Even if Darwinism had outgrown Darwin, it would be impossible to rechristen it.

Oh come on, memes mutate. Just say "Darwinian Evolution." We see "isms" fade out when people stop using them. At present, the terminology is not important when people who understand each other use it. The important part comes when people do not already understand each other. This is the case out in the culture war currently going on over the acceptance of these scientific ideas.

Sun, 15 Feb 2009 14:07:00 UTC | #325191

Stafford Gordon's Avatar Comment 25 by Stafford Gordon

I think that perhaps Darwin himself would disapprove of his becoming some kind of cult figure; I imagine that he would instead relish the developments which have resulted from his initial work.

Sun, 15 Feb 2009 14:07:00 UTC | #325190

Hellene's Avatar Comment 27 by Hellene

What an extremely interesting time we live in. I can't wait to see what happens next.

Sun, 15 Feb 2009 14:13:00 UTC | #325194

Chris_The_Positivist's Avatar Comment 28 by Chris_The_Positivist

I totally disagree! There is really nothing in using the term 'darwinism' to refer to evolution (in at the very least a general sense.) Darwinism and darwinian thinking must die? Is this simply to appease supposed religious objections to the word? This sounds like a disguised form of an attempt to 'water down' the theory, perhaps in line with current relativist leanings of many journalists."We must not offend people by evoking horrid images of a man's godless explanation of life being scientifically verified by mountains of evidence. No rather we should tread carefully, for reference to such a man's work and the blinding illuminating, brilliant light it shines over the truth is too confusing to comprehend...."
I'm sorry but Darwinism surely refers to the fundamentals of evolutionary thinking. Nit picking over lexical choice is arbitrary frankly. Darwinism/Evolution/Darwinian evolution is FACT. Showing people who are at odds with facts/wording etc, the vast evidence for Darwinian evolution will be infinatley more effective than trying to 're-arrange the furniture'.

Sun, 15 Feb 2009 14:14:00 UTC | #325195

Jay Cee's Avatar Comment 29 by Jay Cee


The word Darwinist gives the impression that there are alternative explanations to evolution by natural selection. You don't need to refer to yourself as a "Quantum Mechanist" because there are no alternative theories that give values for the energy level of a hydrogen atom to 0.00000001dp.

Sun, 15 Feb 2009 14:20:00 UTC | #325198

batsbatsbats's Avatar Comment 30 by batsbatsbats

Darwinism is the only word, describing a fact about the world, that also ends with "-ism". Is that right? It seems to be to my mind. Can someone think of others?

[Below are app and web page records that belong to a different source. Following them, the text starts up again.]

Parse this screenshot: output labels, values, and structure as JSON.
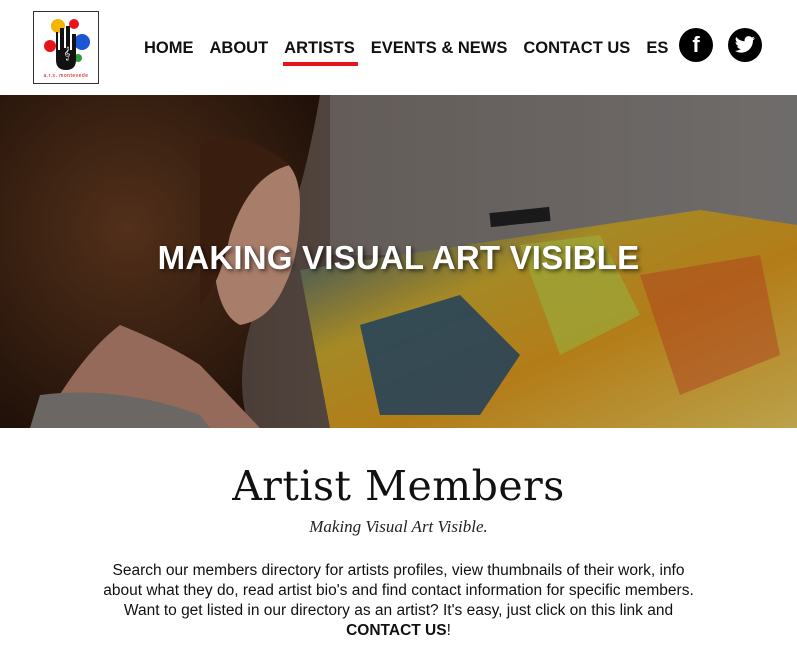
{
  "header": {
    "logo_text": "a.r.s. montevede",
    "nav": [
      {
        "label": "HOME",
        "active": false
      },
      {
        "label": "ABOUT",
        "active": false
      },
      {
        "label": "ARTISTS",
        "active": true
      },
      {
        "label": "EVENTS & NEWS",
        "active": false
      },
      {
        "label": "CONTACT US",
        "active": false
      },
      {
        "label": "ES",
        "active": false
      }
    ],
    "social": [
      {
        "icon": "facebook-icon",
        "glyph": "f"
      },
      {
        "icon": "twitter-icon"
      }
    ],
    "accent_color": "#e8141c"
  },
  "hero": {
    "title": "MAKING VISUAL ART VISIBLE"
  },
  "main": {
    "title": "Artist Members",
    "subtitle": "Making Visual Art Visible.",
    "intro_lines": [
      "Search our members directory for artists profiles, view thumbnails of their work, info",
      "about what they do, read artist bio's and find contact information for specific members.",
      "Want to get listed in our directory as an artist? It's easy, just click on this link and"
    ],
    "contact_link": "CONTACT US",
    "contact_suffix": "!"
  }
}
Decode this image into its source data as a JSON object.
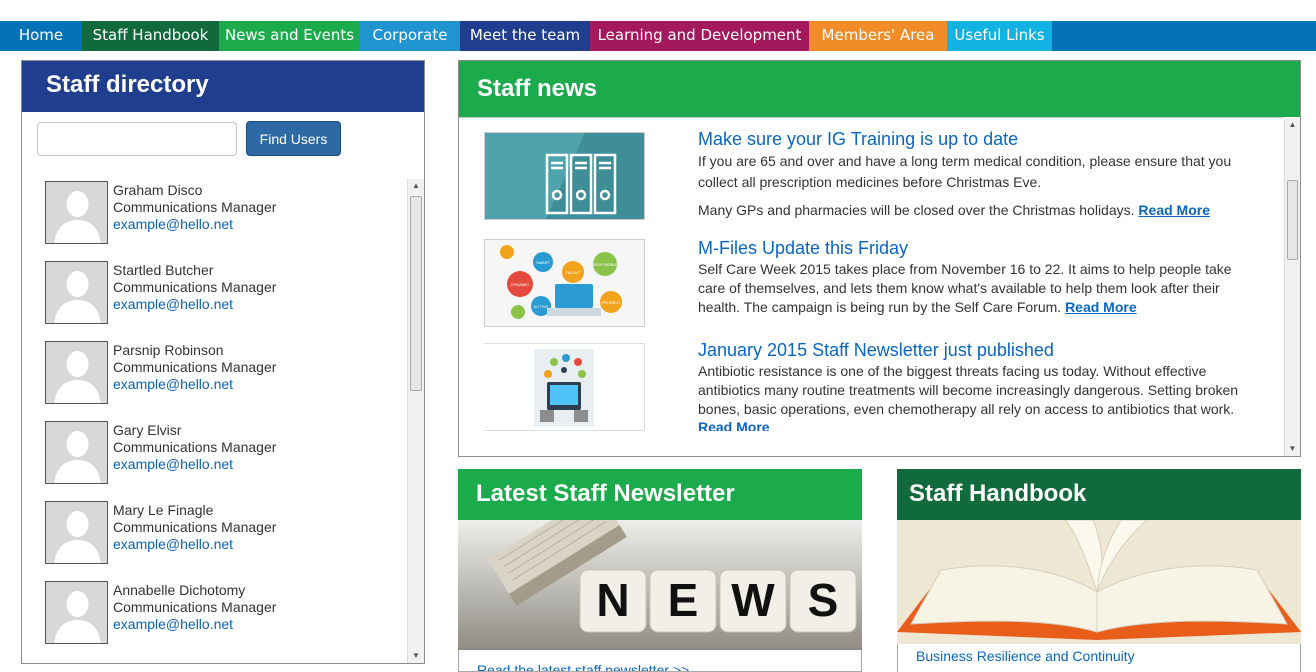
{
  "nav": [
    {
      "label": "Home",
      "color": "#0572b8"
    },
    {
      "label": "Staff Handbook",
      "color": "#116a3c"
    },
    {
      "label": "News and Events",
      "color": "#1cab4c"
    },
    {
      "label": "Corporate",
      "color": "#2094d1"
    },
    {
      "label": "Meet the team",
      "color": "#1f3f8e"
    },
    {
      "label": "Learning and Development",
      "color": "#a3195b"
    },
    {
      "label": "Members' Area",
      "color": "#f28c28"
    },
    {
      "label": "Useful Links",
      "color": "#12b2e3"
    }
  ],
  "directory": {
    "title": "Staff directory",
    "search_value": "",
    "search_button": "Find Users",
    "people": [
      {
        "name": "Graham Disco",
        "role": "Communications Manager",
        "email": "example@hello.net"
      },
      {
        "name": "Startled Butcher",
        "role": "Communications Manager",
        "email": "example@hello.net"
      },
      {
        "name": "Parsnip Robinson",
        "role": "Communications Manager",
        "email": "example@hello.net"
      },
      {
        "name": "Gary Elvisr",
        "role": "Communications Manager",
        "email": "example@hello.net"
      },
      {
        "name": "Mary Le Finagle",
        "role": "Communications Manager",
        "email": "example@hello.net"
      },
      {
        "name": "Annabelle Dichotomy",
        "role": "Communications Manager",
        "email": "example@hello.net"
      }
    ]
  },
  "news": {
    "title": "Staff news",
    "read_more": "Read More",
    "items": [
      {
        "title": "Make sure your IG Training is up to date",
        "body": "If you are 65 and over and have a long term medical condition, please ensure that you collect all prescription medicines before Christmas Eve.",
        "body2": "Many GPs and pharmacies will be closed over the Christmas holidays."
      },
      {
        "title": "M-Files Update this Friday",
        "body": "Self Care Week 2015 takes place from November 16 to 22. It aims to help people take care of themselves, and lets them know what's available to help them look after their health. The campaign is being run by the Self Care Forum."
      },
      {
        "title": "January 2015 Staff Newsletter just published",
        "body": "Antibiotic resistance is one of the biggest threats facing us today. Without effective antibiotics many routine treatments will become increasingly dangerous. Setting broken bones, basic operations, even chemotherapy all rely on access to antibiotics that work."
      }
    ],
    "image_words": [
      "SMART",
      "ACTIVE",
      "TALENT",
      "RESPONSIBLE",
      "DYNAMIC",
      "PRUDENT"
    ]
  },
  "newsletter": {
    "title": "Latest Staff Newsletter",
    "image_text": "NEWS",
    "link": "Read the latest staff newsletter >>"
  },
  "handbook": {
    "title": "Staff Handbook",
    "link": "Business Resilience and Continuity"
  }
}
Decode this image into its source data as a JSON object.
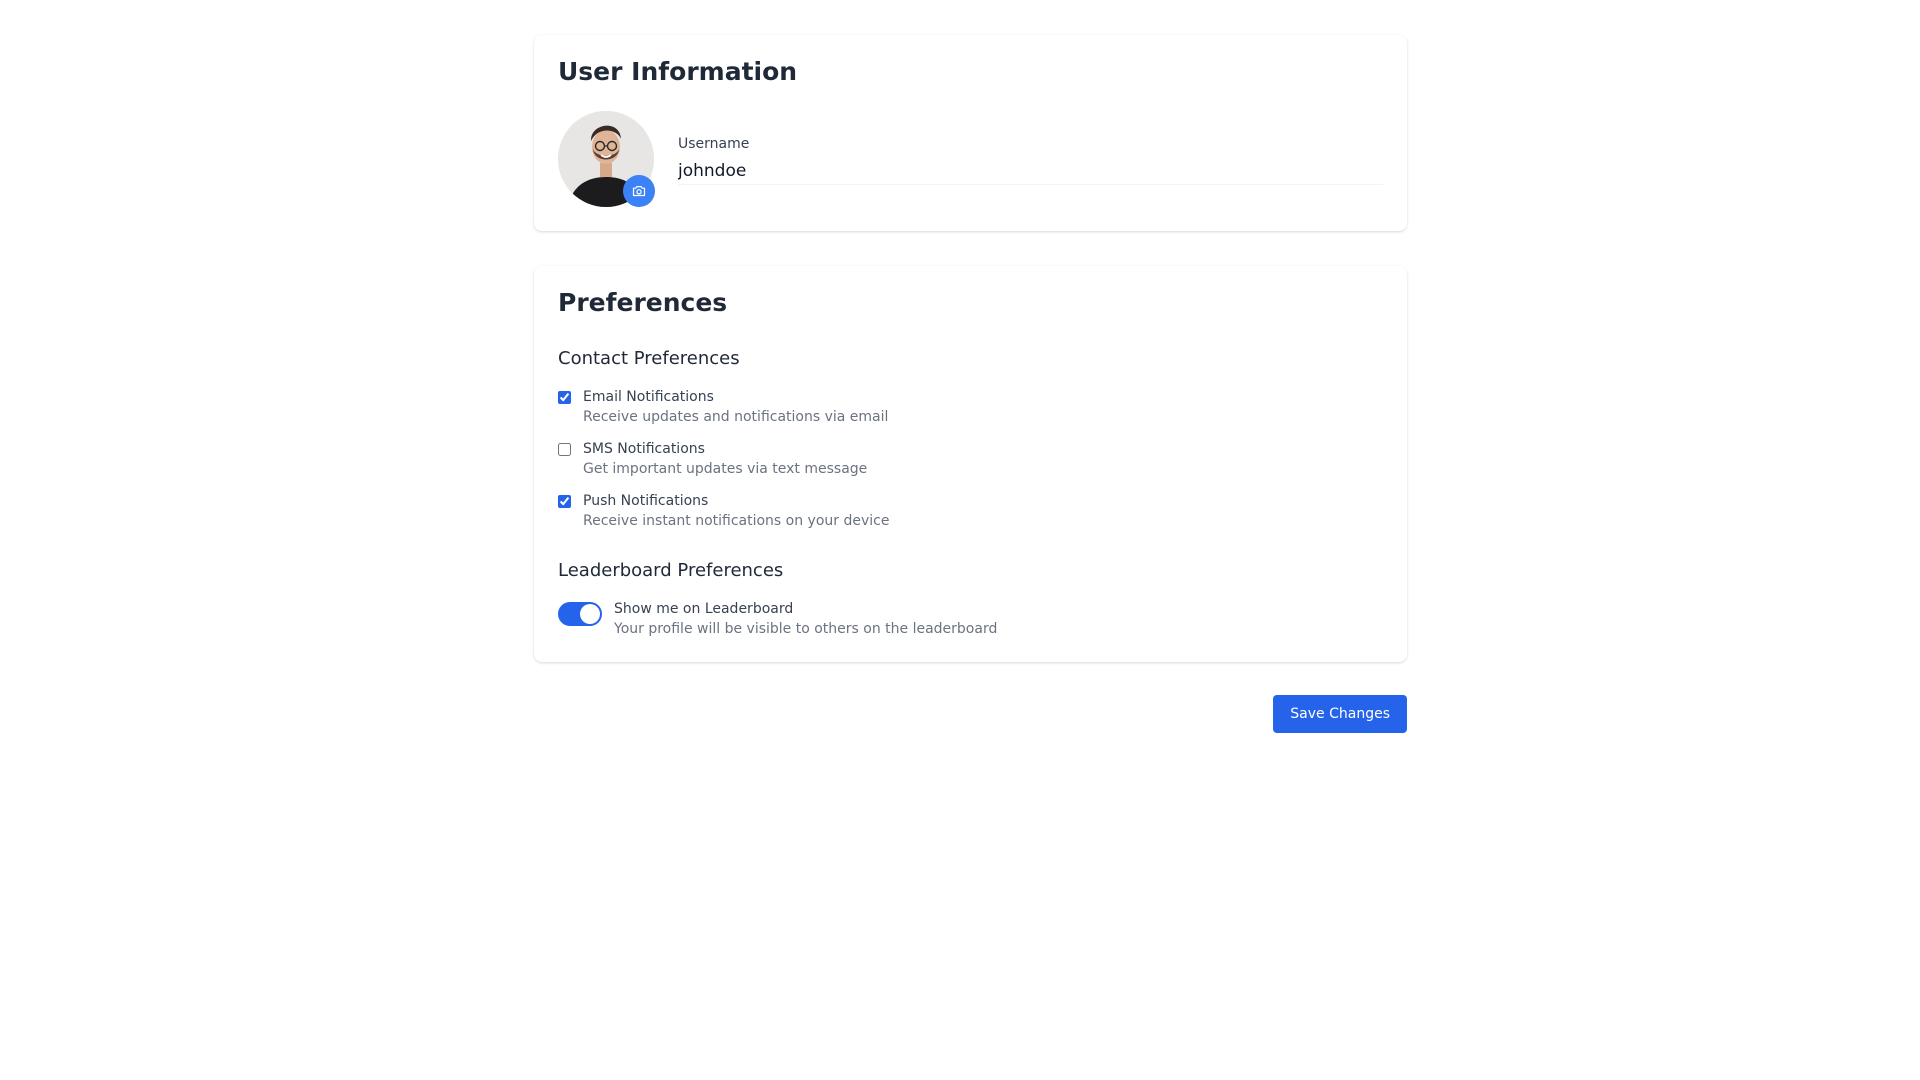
{
  "user_info": {
    "title": "User Information",
    "username_label": "Username",
    "username_value": "johndoe",
    "avatar_icon": "profile-photo",
    "camera_icon": "camera-icon"
  },
  "preferences": {
    "title": "Preferences",
    "contact": {
      "title": "Contact Preferences",
      "options": [
        {
          "label": "Email Notifications",
          "description": "Receive updates and notifications via email",
          "checked": true
        },
        {
          "label": "SMS Notifications",
          "description": "Get important updates via text message",
          "checked": false
        },
        {
          "label": "Push Notifications",
          "description": "Receive instant notifications on your device",
          "checked": true
        }
      ]
    },
    "leaderboard": {
      "title": "Leaderboard Preferences",
      "toggle_label": "Show me on Leaderboard",
      "toggle_description": "Your profile will be visible to others on the leaderboard",
      "enabled": true
    }
  },
  "actions": {
    "save_label": "Save Changes"
  },
  "colors": {
    "accent": "#2563eb",
    "camera_badge": "#3b82f6"
  }
}
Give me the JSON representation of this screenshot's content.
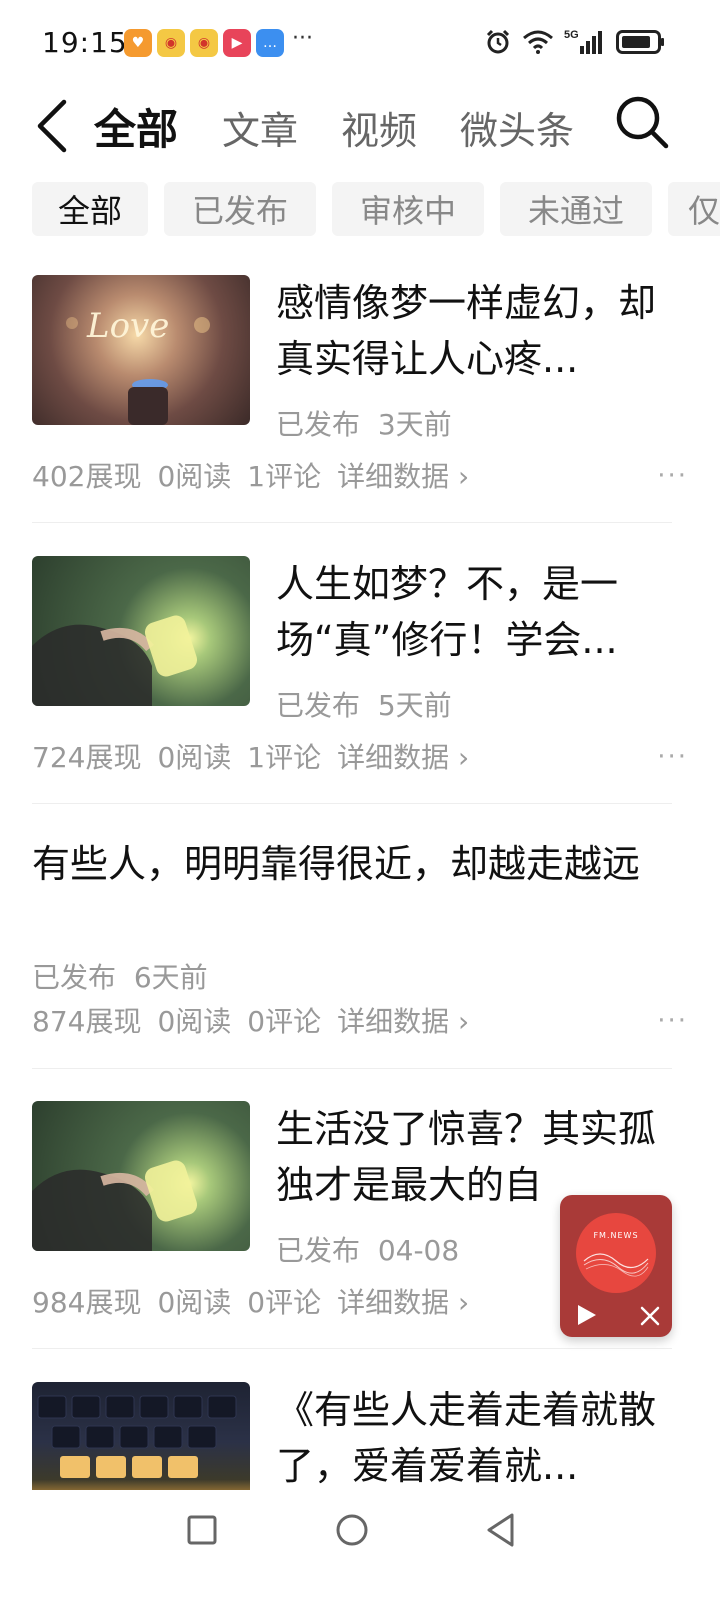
{
  "status": {
    "time": "19:15",
    "more": "···",
    "network": "5G"
  },
  "header": {
    "tabs": [
      {
        "label": "全部",
        "active": true
      },
      {
        "label": "文章",
        "active": false
      },
      {
        "label": "视频",
        "active": false
      },
      {
        "label": "微头条",
        "active": false
      }
    ]
  },
  "filters": [
    {
      "label": "全部",
      "active": true
    },
    {
      "label": "已发布",
      "active": false
    },
    {
      "label": "审核中",
      "active": false
    },
    {
      "label": "未通过",
      "active": false
    },
    {
      "label": "仅",
      "active": false
    }
  ],
  "items": [
    {
      "title": "感情像梦一样虚幻，却真实得让人心疼...",
      "status": "已发布",
      "time": "3天前",
      "views": "402展现",
      "reads": "0阅读",
      "comments": "1评论",
      "detail": "详细数据",
      "thumb": "love-lighter-image"
    },
    {
      "title": "人生如梦？不，是一场“真”修行！学会...",
      "status": "已发布",
      "time": "5天前",
      "views": "724展现",
      "reads": "0阅读",
      "comments": "1评论",
      "detail": "详细数据",
      "thumb": "girl-jar-image"
    },
    {
      "title": "有些人，明明靠得很近，却越走越远",
      "status": "已发布",
      "time": "6天前",
      "views": "874展现",
      "reads": "0阅读",
      "comments": "0评论",
      "detail": "详细数据"
    },
    {
      "title": "生活没了惊喜？其实孤独才是最大的自",
      "status": "已发布",
      "time": "04-08",
      "views": "984展现",
      "reads": "0阅读",
      "comments": "0评论",
      "detail": "详细数据",
      "thumb": "girl-jar-image"
    },
    {
      "title": "《有些人走着走着就散了，爱着爱着就...",
      "thumb": "keyboard-love-image"
    }
  ],
  "fm": {
    "label": "FM.NEWS"
  },
  "more": "···",
  "colors": {
    "fm_bg": "#a93a38",
    "fm_disc": "#e7473f"
  }
}
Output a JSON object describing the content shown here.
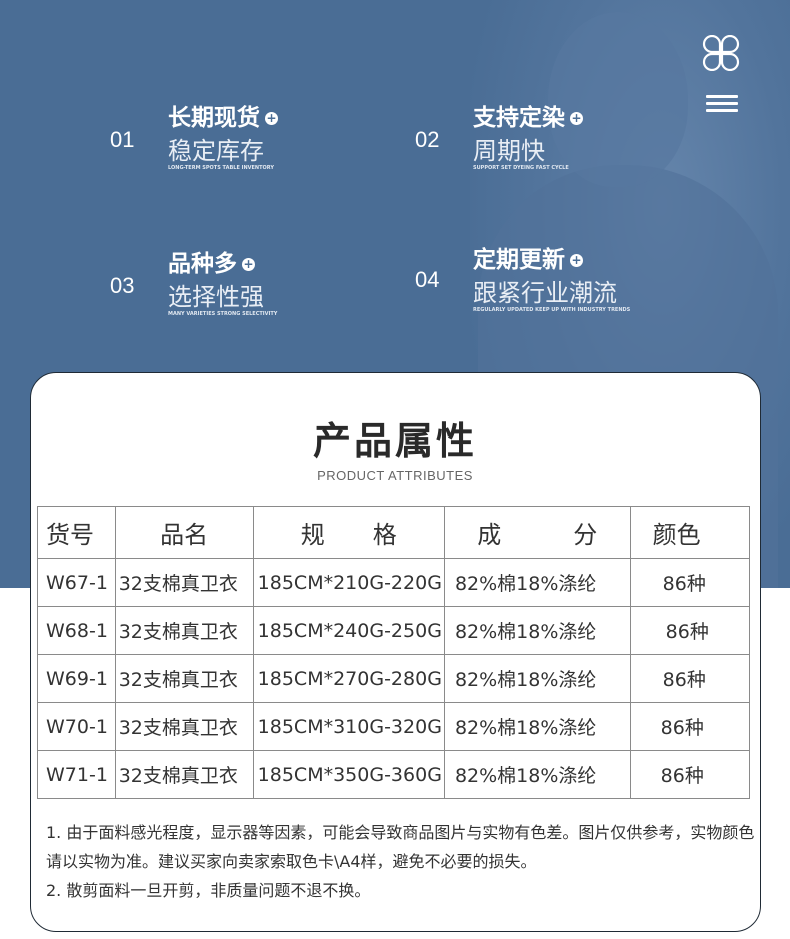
{
  "hero": {
    "features": [
      {
        "num": "01",
        "title": "长期现货",
        "subtitle": "稳定库存",
        "english": "LONG-TERM SPOTS TABLE INVENTORY"
      },
      {
        "num": "02",
        "title": "支持定染",
        "subtitle": "周期快",
        "english": "SUPPORT SET DYEING FAST CYCLE"
      },
      {
        "num": "03",
        "title": "品种多",
        "subtitle": "选择性强",
        "english": "MANY VARIETIES STRONG SELECTIVITY"
      },
      {
        "num": "04",
        "title": "定期更新",
        "subtitle": "跟紧行业潮流",
        "english": "REGULARLY UPDATED KEEP UP WITH INDUSTRY TRENDS"
      }
    ],
    "plus_glyph": "+"
  },
  "section": {
    "title": "产品属性",
    "subtitle": "PRODUCT ATTRIBUTES"
  },
  "table": {
    "headers": [
      "货号",
      "品名",
      "规　　格",
      "成　　　分",
      "颜色"
    ],
    "rows": [
      [
        "W67-1",
        "32支棉真卫衣",
        "185CM*210G-220G",
        "82%棉18%涤纶",
        "86种"
      ],
      [
        "W68-1",
        "32支棉真卫衣",
        "185CM*240G-250G",
        "82%棉18%涤纶",
        "86种"
      ],
      [
        "W69-1",
        "32支棉真卫衣",
        "185CM*270G-280G",
        "82%棉18%涤纶",
        "86种"
      ],
      [
        "W70-1",
        "32支棉真卫衣",
        "185CM*310G-320G",
        "82%棉18%涤纶",
        "86种"
      ],
      [
        "W71-1",
        "32支棉真卫衣",
        "185CM*350G-360G",
        "82%棉18%涤纶",
        "86种"
      ]
    ]
  },
  "notes": [
    "1. 由于面料感光程度，显示器等因素，可能会导致商品图片与实物有色差。图片仅供参考，实物颜色请以实物为准。建议买家向卖家索取色卡\\A4样，避免不必要的损失。",
    "2.   散剪面料一旦开剪，非质量问题不退不换。"
  ],
  "colors": {
    "hero_bg": "#4a6d95",
    "text": "#333333",
    "border": "#8a8a8a"
  },
  "icons": [
    "clover-icon",
    "menu-icon",
    "plus-icon"
  ]
}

I believe that was the authors point. The term Darwinism is a fact, but it sounds like a political ideology (like Marxism, Socialism, Feminism, Anarchism, etc etc).

On the whole, a word is just a word. But I thought this article was important and thought provoking.

Sun, 15 Feb 2009 14:24:00 UTC | #325199